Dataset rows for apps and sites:

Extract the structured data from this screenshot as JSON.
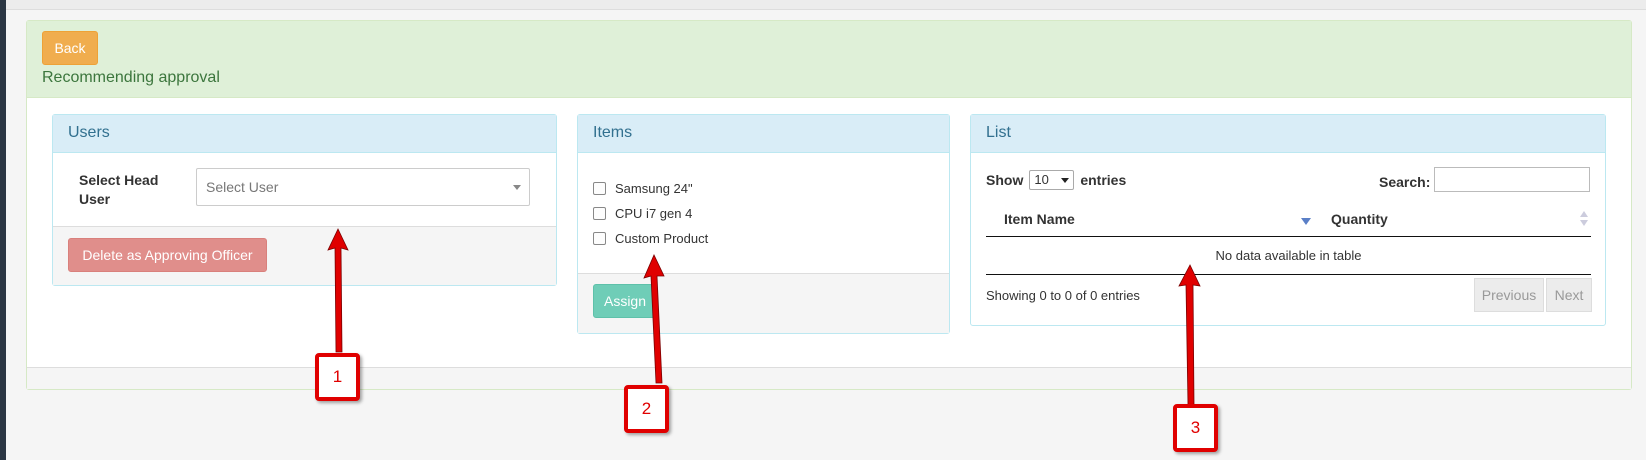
{
  "header": {
    "back_label": "Back",
    "title": "Recommending approval"
  },
  "users_panel": {
    "title": "Users",
    "select_label": "Select Head User",
    "select_placeholder": "Select User",
    "delete_label": "Delete as Approving Officer"
  },
  "items_panel": {
    "title": "Items",
    "items": [
      "Samsung 24\"",
      "CPU i7 gen 4",
      "Custom Product"
    ],
    "assign_label": "Assign"
  },
  "list_panel": {
    "title": "List",
    "show_label": "Show",
    "page_length": "10",
    "entries_label": "entries",
    "search_label": "Search:",
    "search_value": "",
    "columns": [
      "Item Name",
      "Quantity"
    ],
    "empty_message": "No data available in table",
    "info": "Showing 0 to 0 of 0 entries",
    "previous_label": "Previous",
    "next_label": "Next"
  },
  "callouts": [
    "1",
    "2",
    "3"
  ],
  "colors": {
    "warning": "#f0ad4e",
    "danger": "#e08e8b",
    "success": "#6fcdb7",
    "annotation_red": "#e00000"
  }
}
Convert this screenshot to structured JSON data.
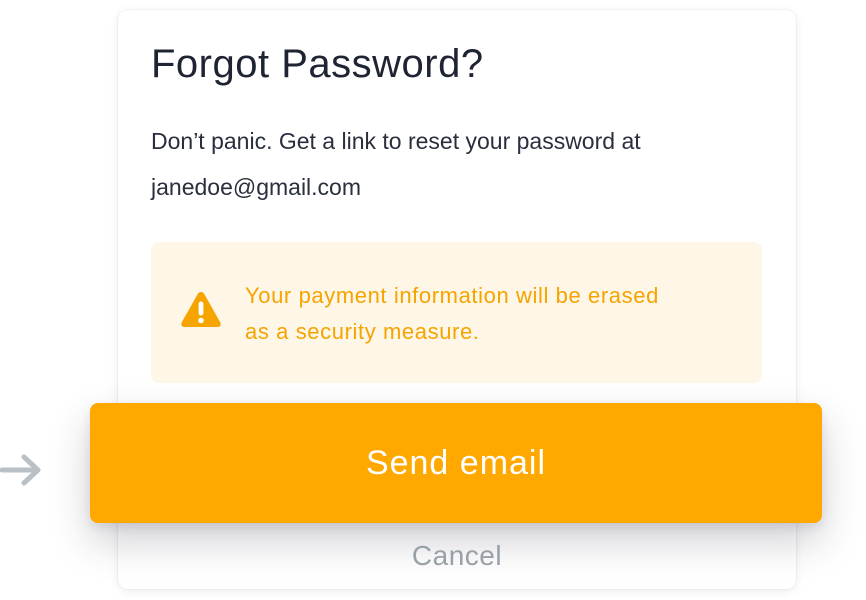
{
  "dialog": {
    "title": "Forgot Password?",
    "description": "Don’t panic. Get a link to reset your password at",
    "email": "janedoe@gmail.com"
  },
  "warning": {
    "icon": "warning-triangle-icon",
    "line1": "Your payment information will be erased",
    "line2": "as a security measure.",
    "color": "#f5a400",
    "background": "#fef6e6"
  },
  "actions": {
    "send_label": "Send email",
    "cancel_label": "Cancel",
    "accent_color": "#ffa800"
  },
  "pointer": {
    "icon": "arrow-right-icon"
  }
}
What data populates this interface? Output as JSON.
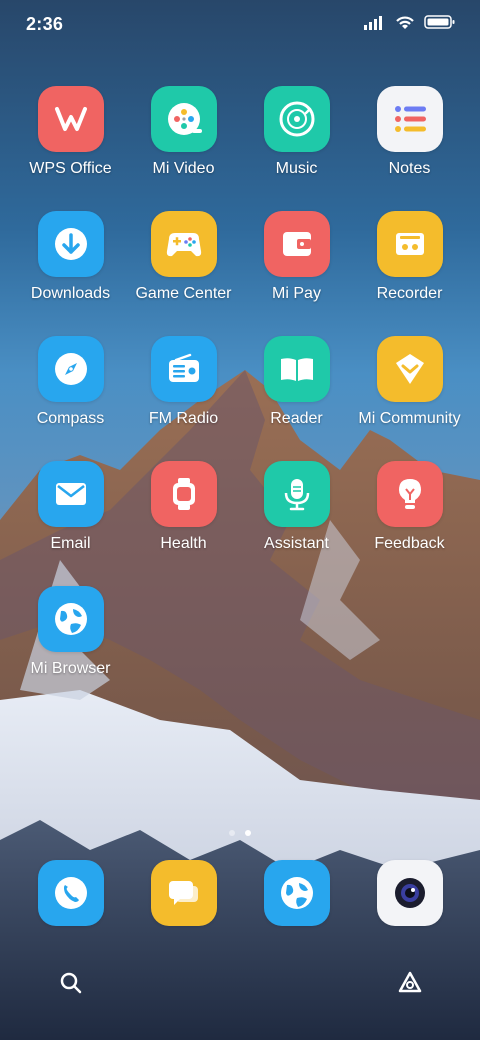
{
  "status_bar": {
    "time": "2:36"
  },
  "apps": [
    {
      "label": "WPS Office",
      "icon": "wps-office-icon",
      "color": "#f06462"
    },
    {
      "label": "Mi Video",
      "icon": "mi-video-icon",
      "color": "#1fc9a9"
    },
    {
      "label": "Music",
      "icon": "music-icon",
      "color": "#1fc9a9"
    },
    {
      "label": "Notes",
      "icon": "notes-icon",
      "color": "#f3f4f7"
    },
    {
      "label": "Downloads",
      "icon": "downloads-icon",
      "color": "#28a6ee"
    },
    {
      "label": "Game Center",
      "icon": "game-center-icon",
      "color": "#f4bc2c"
    },
    {
      "label": "Mi Pay",
      "icon": "mi-pay-icon",
      "color": "#f06462"
    },
    {
      "label": "Recorder",
      "icon": "recorder-icon",
      "color": "#f4bc2c"
    },
    {
      "label": "Compass",
      "icon": "compass-icon",
      "color": "#28a6ee"
    },
    {
      "label": "FM Radio",
      "icon": "fm-radio-icon",
      "color": "#28a6ee"
    },
    {
      "label": "Reader",
      "icon": "reader-icon",
      "color": "#1fc9a9"
    },
    {
      "label": "Mi Community",
      "icon": "mi-community-icon",
      "color": "#f4bc2c"
    },
    {
      "label": "Email",
      "icon": "email-icon",
      "color": "#28a6ee"
    },
    {
      "label": "Health",
      "icon": "health-icon",
      "color": "#f06462"
    },
    {
      "label": "Assistant",
      "icon": "assistant-icon",
      "color": "#1fc9a9"
    },
    {
      "label": "Feedback",
      "icon": "feedback-icon",
      "color": "#f06462"
    },
    {
      "label": "Mi Browser",
      "icon": "mi-browser-icon",
      "color": "#28a6ee"
    }
  ],
  "dock": [
    {
      "icon": "phone-icon",
      "color": "#28a6ee"
    },
    {
      "icon": "messages-icon",
      "color": "#f4bc2c"
    },
    {
      "icon": "browser-icon",
      "color": "#28a6ee"
    },
    {
      "icon": "camera-icon",
      "color": "#f3f4f7"
    }
  ],
  "pager": {
    "pages": 2,
    "active": 2
  }
}
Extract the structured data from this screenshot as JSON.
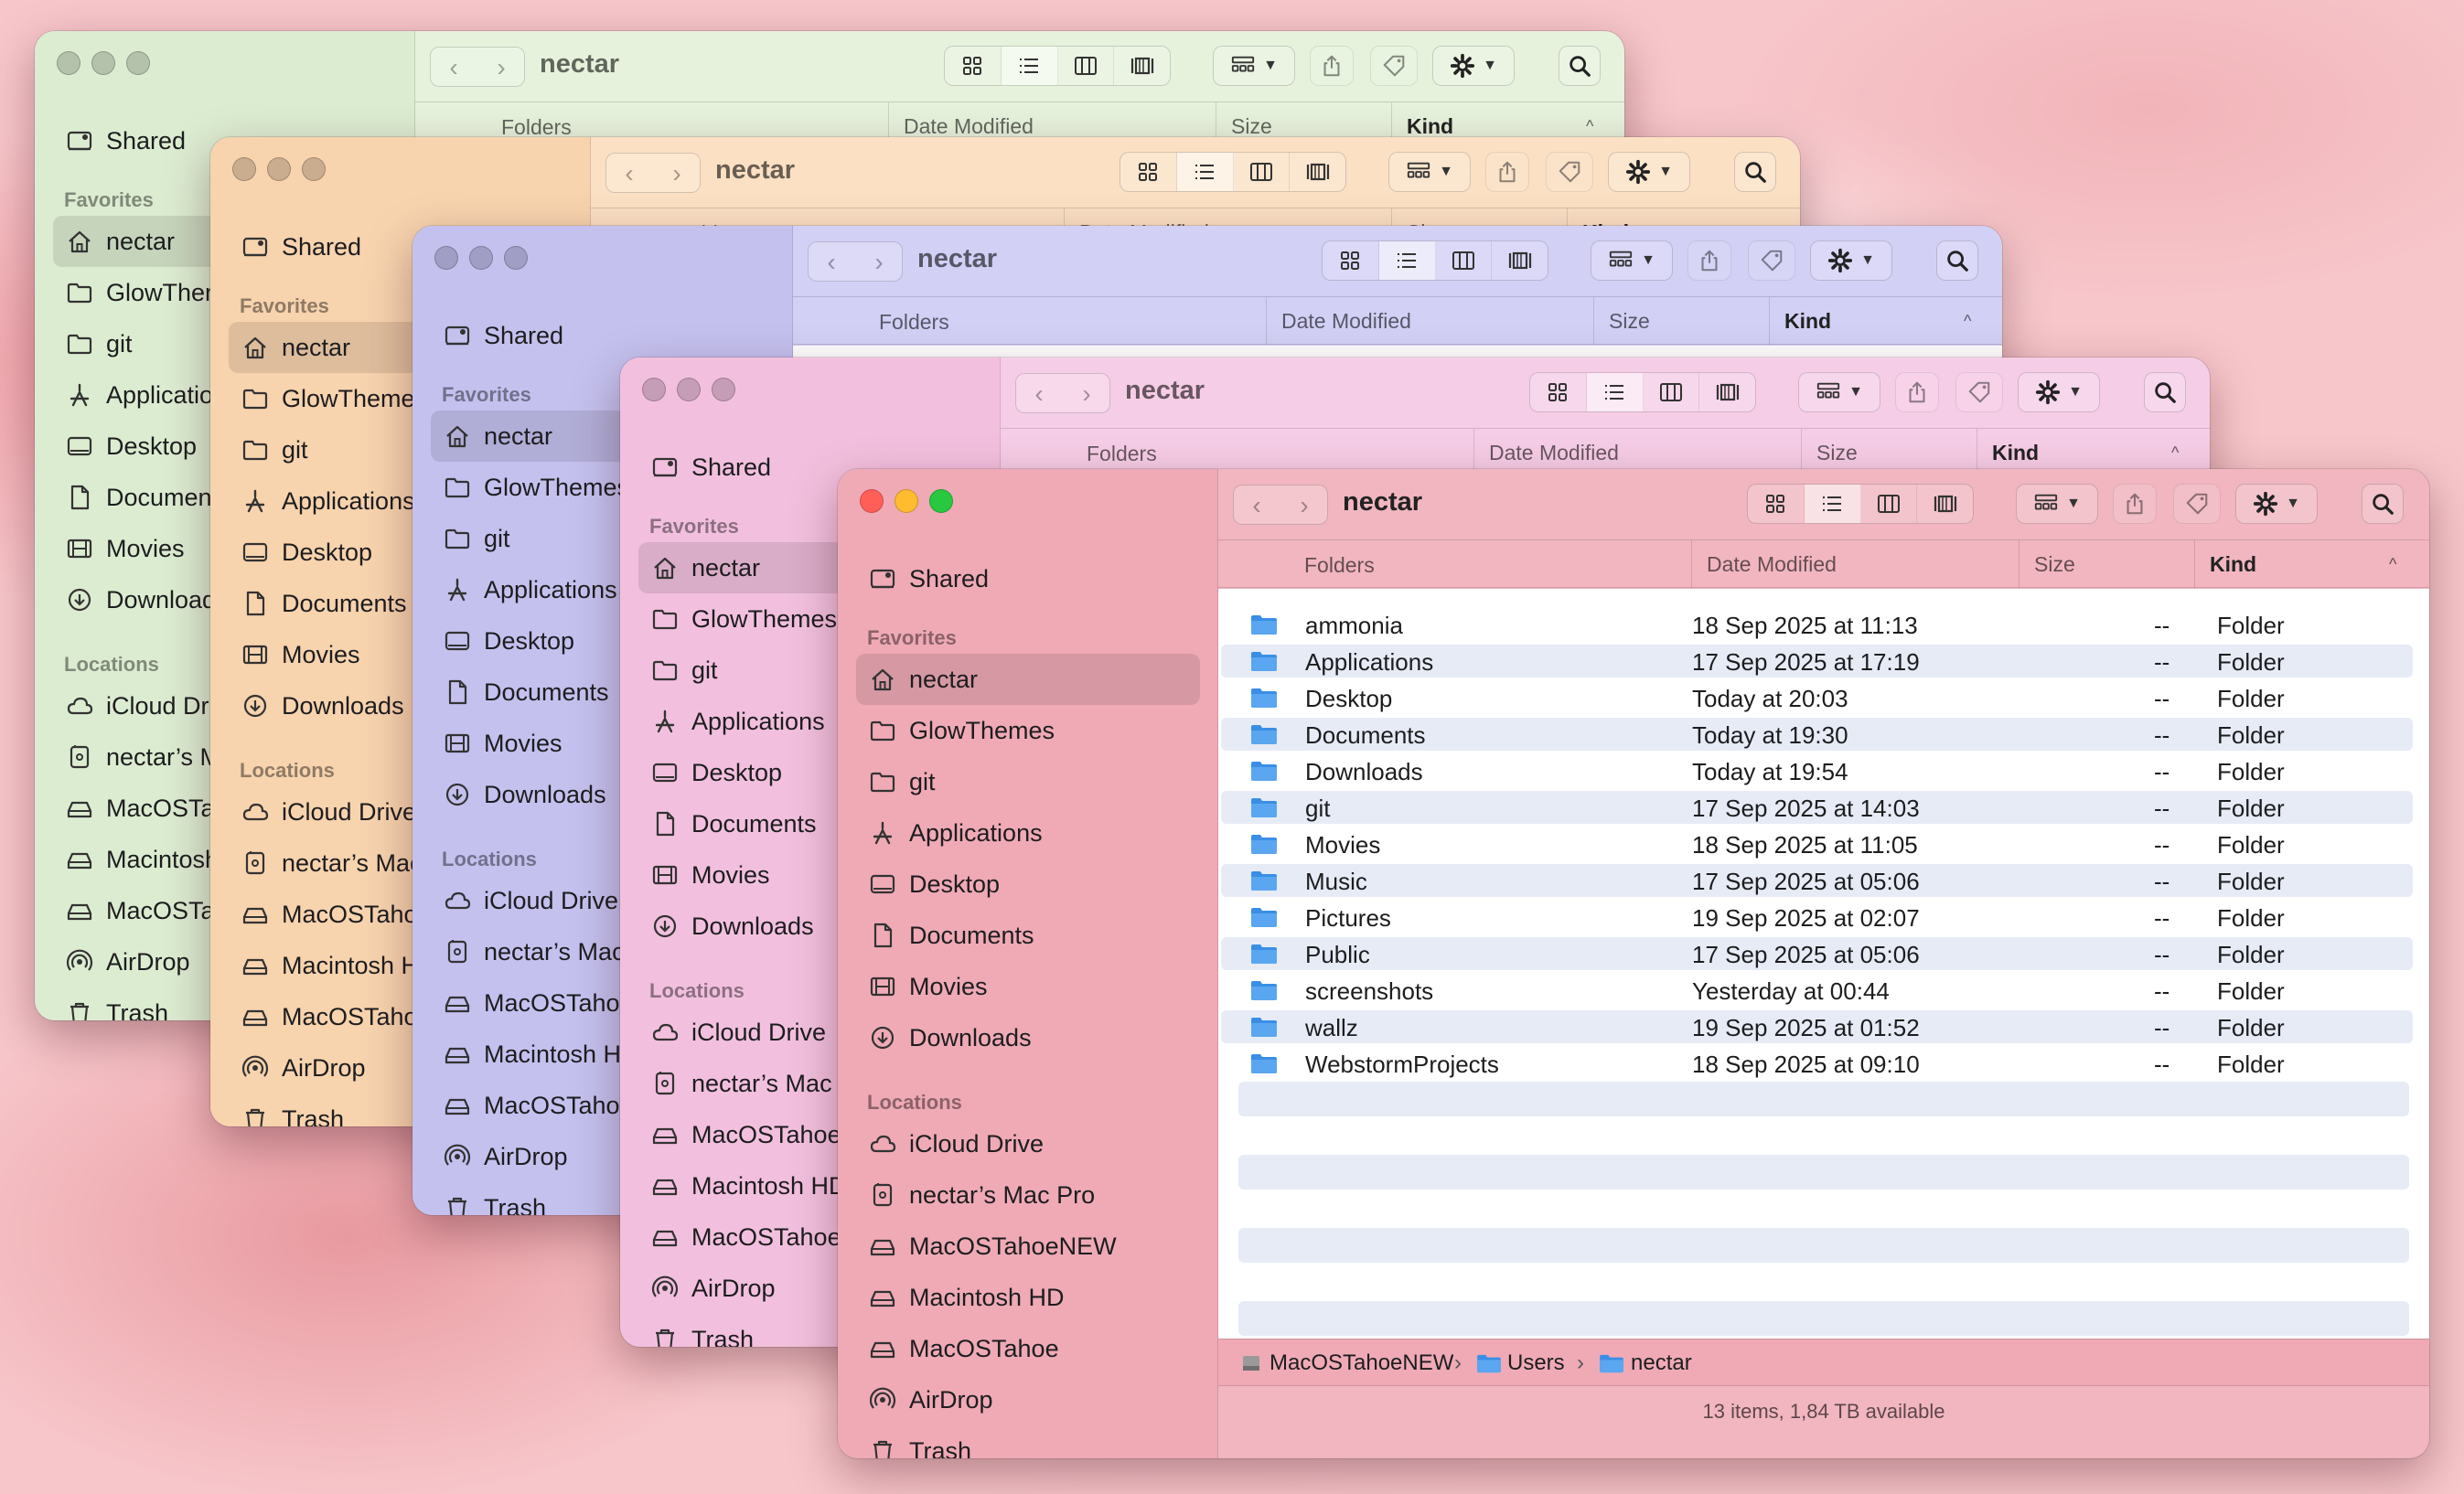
{
  "windows": [
    {
      "id": "green",
      "bg": "#e6f2dc",
      "sidebar_bg": "#dcecd1",
      "title": "nectar"
    },
    {
      "id": "orange",
      "bg": "#fbe0c4",
      "sidebar_bg": "#f7d3ae",
      "title": "nectar"
    },
    {
      "id": "blue",
      "bg": "#d2d0f5",
      "sidebar_bg": "#c4c1ef",
      "title": "nectar"
    },
    {
      "id": "pink",
      "bg": "#f6cde6",
      "sidebar_bg": "#f2c0de",
      "title": "nectar"
    },
    {
      "id": "red",
      "bg": "#f1b6c0",
      "sidebar_bg": "#efaab6",
      "title": "nectar"
    }
  ],
  "sidebar": {
    "shared": "Shared",
    "favorites_heading": "Favorites",
    "favorites": [
      "nectar",
      "GlowThemes",
      "git",
      "Applications",
      "Desktop",
      "Documents",
      "Movies",
      "Downloads"
    ],
    "locations_heading": "Locations",
    "locations": [
      "iCloud Drive",
      "nectar’s Mac Pro",
      "MacOSTahoeNEW",
      "Macintosh HD",
      "MacOSTahoe",
      "AirDrop",
      "Trash"
    ]
  },
  "toolbar": {
    "title": "nectar",
    "back": "‹",
    "forward": "›"
  },
  "columns": {
    "name": "Folders",
    "date": "Date Modified",
    "size": "Size",
    "kind": "Kind"
  },
  "files": [
    {
      "name": "ammonia",
      "date": "18 Sep 2025 at 11:13",
      "size": "--",
      "kind": "Folder"
    },
    {
      "name": "Applications",
      "date": "17 Sep 2025 at 17:19",
      "size": "--",
      "kind": "Folder"
    },
    {
      "name": "Desktop",
      "date": "Today at 20:03",
      "size": "--",
      "kind": "Folder"
    },
    {
      "name": "Documents",
      "date": "Today at 19:30",
      "size": "--",
      "kind": "Folder"
    },
    {
      "name": "Downloads",
      "date": "Today at 19:54",
      "size": "--",
      "kind": "Folder"
    },
    {
      "name": "git",
      "date": "17 Sep 2025 at 14:03",
      "size": "--",
      "kind": "Folder"
    },
    {
      "name": "Movies",
      "date": "18 Sep 2025 at 11:05",
      "size": "--",
      "kind": "Folder"
    },
    {
      "name": "Music",
      "date": "17 Sep 2025 at 05:06",
      "size": "--",
      "kind": "Folder"
    },
    {
      "name": "Pictures",
      "date": "19 Sep 2025 at 02:07",
      "size": "--",
      "kind": "Folder"
    },
    {
      "name": "Public",
      "date": "17 Sep 2025 at 05:06",
      "size": "--",
      "kind": "Folder"
    },
    {
      "name": "screenshots",
      "date": "Yesterday at 00:44",
      "size": "--",
      "kind": "Folder"
    },
    {
      "name": "wallz",
      "date": "19 Sep 2025 at 01:52",
      "size": "--",
      "kind": "Folder"
    },
    {
      "name": "WebstormProjects",
      "date": "18 Sep 2025 at 09:10",
      "size": "--",
      "kind": "Folder"
    }
  ],
  "pathbar": {
    "disk": "MacOSTahoeNEW",
    "users": "Users",
    "home": "nectar",
    "sep": "›"
  },
  "status": "13 items, 1,84 TB available",
  "colors": {
    "folder": "#3a8ee6",
    "accent_red": "#ff5f57",
    "accent_yellow": "#febc2e",
    "accent_green": "#28c840"
  }
}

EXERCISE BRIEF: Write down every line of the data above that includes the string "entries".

OUTPUT OF THE TASK:
    "entries_label": "entries",
    "info": "Showing 0 to 0 of 0 entries",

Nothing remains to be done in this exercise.